(How to complete this task): Please, without the pictures, restate every entry exactly.

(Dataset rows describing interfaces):
'''

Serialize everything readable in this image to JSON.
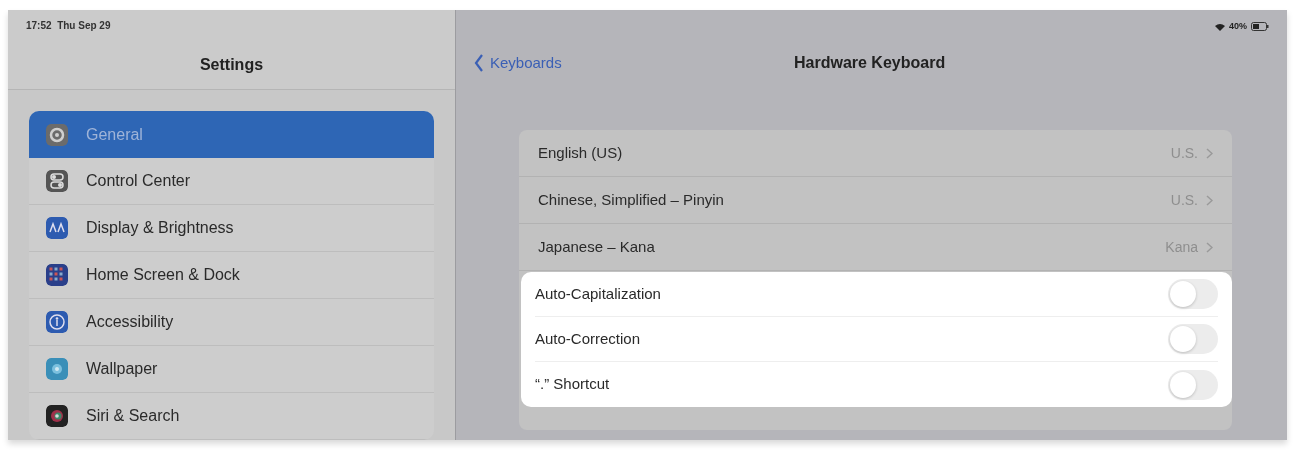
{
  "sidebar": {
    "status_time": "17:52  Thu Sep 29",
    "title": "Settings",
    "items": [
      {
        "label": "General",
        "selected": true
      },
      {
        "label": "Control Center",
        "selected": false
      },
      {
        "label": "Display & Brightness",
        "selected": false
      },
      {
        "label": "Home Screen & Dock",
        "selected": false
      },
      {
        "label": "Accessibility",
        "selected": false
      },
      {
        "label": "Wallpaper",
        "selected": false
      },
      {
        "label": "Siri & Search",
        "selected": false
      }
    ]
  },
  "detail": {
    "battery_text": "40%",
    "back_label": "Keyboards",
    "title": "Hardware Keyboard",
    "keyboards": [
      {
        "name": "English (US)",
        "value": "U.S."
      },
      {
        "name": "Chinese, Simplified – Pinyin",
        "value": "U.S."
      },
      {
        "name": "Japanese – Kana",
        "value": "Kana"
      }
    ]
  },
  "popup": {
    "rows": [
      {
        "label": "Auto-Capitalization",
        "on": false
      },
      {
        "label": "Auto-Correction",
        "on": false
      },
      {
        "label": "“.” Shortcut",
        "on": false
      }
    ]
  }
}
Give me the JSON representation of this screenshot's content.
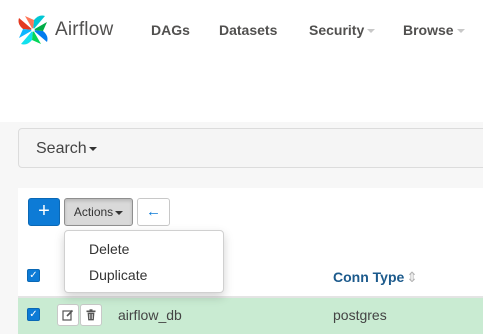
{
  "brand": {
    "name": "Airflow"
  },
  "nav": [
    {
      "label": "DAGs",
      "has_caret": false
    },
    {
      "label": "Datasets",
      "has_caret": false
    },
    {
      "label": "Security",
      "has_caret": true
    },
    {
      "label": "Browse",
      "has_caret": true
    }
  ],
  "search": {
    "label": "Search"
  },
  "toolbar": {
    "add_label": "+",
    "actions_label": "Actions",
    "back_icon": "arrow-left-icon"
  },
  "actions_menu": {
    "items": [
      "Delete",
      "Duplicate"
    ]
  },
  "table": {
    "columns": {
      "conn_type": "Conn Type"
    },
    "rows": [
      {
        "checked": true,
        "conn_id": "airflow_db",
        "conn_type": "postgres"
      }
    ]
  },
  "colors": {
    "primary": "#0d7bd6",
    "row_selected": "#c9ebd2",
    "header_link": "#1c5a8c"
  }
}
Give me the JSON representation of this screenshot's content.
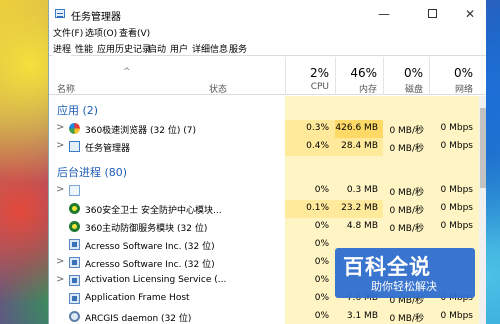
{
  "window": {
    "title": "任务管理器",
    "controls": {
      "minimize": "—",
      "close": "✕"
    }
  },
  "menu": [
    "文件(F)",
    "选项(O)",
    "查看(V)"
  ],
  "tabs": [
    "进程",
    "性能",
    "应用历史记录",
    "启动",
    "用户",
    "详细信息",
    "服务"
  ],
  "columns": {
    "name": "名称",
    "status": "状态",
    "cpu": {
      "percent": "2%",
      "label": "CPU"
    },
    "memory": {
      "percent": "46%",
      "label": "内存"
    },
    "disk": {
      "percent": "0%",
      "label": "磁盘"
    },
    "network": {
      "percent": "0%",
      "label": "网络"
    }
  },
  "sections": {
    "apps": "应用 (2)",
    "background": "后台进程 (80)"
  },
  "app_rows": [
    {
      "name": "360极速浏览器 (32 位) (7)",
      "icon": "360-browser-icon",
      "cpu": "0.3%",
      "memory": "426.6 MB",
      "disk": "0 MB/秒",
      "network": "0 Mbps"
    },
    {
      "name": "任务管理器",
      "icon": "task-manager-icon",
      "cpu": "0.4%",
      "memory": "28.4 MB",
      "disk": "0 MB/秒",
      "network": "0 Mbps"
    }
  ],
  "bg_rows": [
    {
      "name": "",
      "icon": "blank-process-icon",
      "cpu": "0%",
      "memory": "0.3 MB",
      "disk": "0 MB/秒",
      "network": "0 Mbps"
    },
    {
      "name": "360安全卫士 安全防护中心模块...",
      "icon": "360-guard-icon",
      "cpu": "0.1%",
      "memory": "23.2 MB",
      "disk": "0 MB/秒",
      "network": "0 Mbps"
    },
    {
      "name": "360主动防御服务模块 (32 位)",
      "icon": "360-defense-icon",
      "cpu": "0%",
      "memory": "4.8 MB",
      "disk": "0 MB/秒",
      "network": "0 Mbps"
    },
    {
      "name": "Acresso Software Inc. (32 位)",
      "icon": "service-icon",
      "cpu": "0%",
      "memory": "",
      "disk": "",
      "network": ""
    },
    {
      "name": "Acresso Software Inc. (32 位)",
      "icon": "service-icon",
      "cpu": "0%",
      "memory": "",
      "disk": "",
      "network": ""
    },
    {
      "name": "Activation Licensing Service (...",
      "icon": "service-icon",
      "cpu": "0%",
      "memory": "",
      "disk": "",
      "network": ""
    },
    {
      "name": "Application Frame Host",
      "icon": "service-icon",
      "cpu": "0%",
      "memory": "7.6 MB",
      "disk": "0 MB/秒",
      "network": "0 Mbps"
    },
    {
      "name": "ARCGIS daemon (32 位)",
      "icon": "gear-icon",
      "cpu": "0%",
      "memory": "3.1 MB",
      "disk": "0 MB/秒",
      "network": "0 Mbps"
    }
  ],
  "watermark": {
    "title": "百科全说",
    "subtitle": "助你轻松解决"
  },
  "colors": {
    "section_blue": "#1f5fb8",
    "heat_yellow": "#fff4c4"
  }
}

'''

(Solution):
Serialize everything readable in this image to JSON.
{
  "sidebar": {
    "status_time": "17:52  Thu Sep 29",
    "title": "Settings",
    "items": [
      {
        "label": "General",
        "selected": true
      },
      {
        "label": "Control Center",
        "selected": false
      },
      {
        "label": "Display & Brightness",
        "selected": false
      },
      {
        "label": "Home Screen & Dock",
        "selected": false
      },
      {
        "label": "Accessibility",
        "selected": false
      },
      {
        "label": "Wallpaper",
        "selected": false
      },
      {
        "label": "Siri & Search",
        "selected": false
      }
    ]
  },
  "detail": {
    "battery_text": "40%",
    "back_label": "Keyboards",
    "title": "Hardware Keyboard",
    "keyboards": [
      {
        "name": "English (US)",
        "value": "U.S."
      },
      {
        "name": "Chinese, Simplified – Pinyin",
        "value": "U.S."
      },
      {
        "name": "Japanese – Kana",
        "value": "Kana"
      }
    ]
  },
  "popup": {
    "rows": [
      {
        "label": "Auto-Capitalization",
        "on": false
      },
      {
        "label": "Auto-Correction",
        "on": false
      },
      {
        "label": "“.” Shortcut",
        "on": false
      }
    ]
  }
}
Give me the JSON representation of this screenshot's content.
{
  "brand": {
    "name": "Airflow"
  },
  "nav": [
    {
      "label": "DAGs",
      "has_caret": false
    },
    {
      "label": "Datasets",
      "has_caret": false
    },
    {
      "label": "Security",
      "has_caret": true
    },
    {
      "label": "Browse",
      "has_caret": true
    }
  ],
  "search": {
    "label": "Search"
  },
  "toolbar": {
    "add_label": "+",
    "actions_label": "Actions",
    "back_icon": "arrow-left-icon"
  },
  "actions_menu": {
    "items": [
      "Delete",
      "Duplicate"
    ]
  },
  "table": {
    "columns": {
      "conn_type": "Conn Type"
    },
    "rows": [
      {
        "checked": true,
        "conn_id": "airflow_db",
        "conn_type": "postgres"
      }
    ]
  },
  "colors": {
    "primary": "#0d7bd6",
    "row_selected": "#c9ebd2",
    "header_link": "#1c5a8c"
  }
}
Give me the JSON representation of this screenshot's content.
{
  "window": {
    "title": "任务管理器",
    "controls": {
      "minimize": "—",
      "close": "✕"
    }
  },
  "menu": [
    "文件(F)",
    "选项(O)",
    "查看(V)"
  ],
  "tabs": [
    "进程",
    "性能",
    "应用历史记录",
    "启动",
    "用户",
    "详细信息",
    "服务"
  ],
  "columns": {
    "name": "名称",
    "status": "状态",
    "cpu": {
      "percent": "2%",
      "label": "CPU"
    },
    "memory": {
      "percent": "46%",
      "label": "内存"
    },
    "disk": {
      "percent": "0%",
      "label": "磁盘"
    },
    "network": {
      "percent": "0%",
      "label": "网络"
    }
  },
  "sections": {
    "apps": "应用 (2)",
    "background": "后台进程 (80)"
  },
  "app_rows": [
    {
      "name": "360极速浏览器 (32 位) (7)",
      "icon": "360-browser-icon",
      "cpu": "0.3%",
      "memory": "426.6 MB",
      "disk": "0 MB/秒",
      "network": "0 Mbps"
    },
    {
      "name": "任务管理器",
      "icon": "task-manager-icon",
      "cpu": "0.4%",
      "memory": "28.4 MB",
      "disk": "0 MB/秒",
      "network": "0 Mbps"
    }
  ],
  "bg_rows": [
    {
      "name": "",
      "icon": "blank-process-icon",
      "cpu": "0%",
      "memory": "0.3 MB",
      "disk": "0 MB/秒",
      "network": "0 Mbps"
    },
    {
      "name": "360安全卫士 安全防护中心模块...",
      "icon": "360-guard-icon",
      "cpu": "0.1%",
      "memory": "23.2 MB",
      "disk": "0 MB/秒",
      "network": "0 Mbps"
    },
    {
      "name": "360主动防御服务模块 (32 位)",
      "icon": "360-defense-icon",
      "cpu": "0%",
      "memory": "4.8 MB",
      "disk": "0 MB/秒",
      "network": "0 Mbps"
    },
    {
      "name": "Acresso Software Inc. (32 位)",
      "icon": "service-icon",
      "cpu": "0%",
      "memory": "",
      "disk": "",
      "network": ""
    },
    {
      "name": "Acresso Software Inc. (32 位)",
      "icon": "service-icon",
      "cpu": "0%",
      "memory": "",
      "disk": "",
      "network": ""
    },
    {
      "name": "Activation Licensing Service (...",
      "icon": "service-icon",
      "cpu": "0%",
      "memory": "",
      "disk": "",
      "network": ""
    },
    {
      "name": "Application Frame Host",
      "icon": "service-icon",
      "cpu": "0%",
      "memory": "7.6 MB",
      "disk": "0 MB/秒",
      "network": "0 Mbps"
    },
    {
      "name": "ARCGIS daemon (32 位)",
      "icon": "gear-icon",
      "cpu": "0%",
      "memory": "3.1 MB",
      "disk": "0 MB/秒",
      "network": "0 Mbps"
    }
  ],
  "watermark": {
    "title": "百科全说",
    "subtitle": "助你轻松解决"
  },
  "colors": {
    "section_blue": "#1f5fb8",
    "heat_yellow": "#fff4c4"
  }
}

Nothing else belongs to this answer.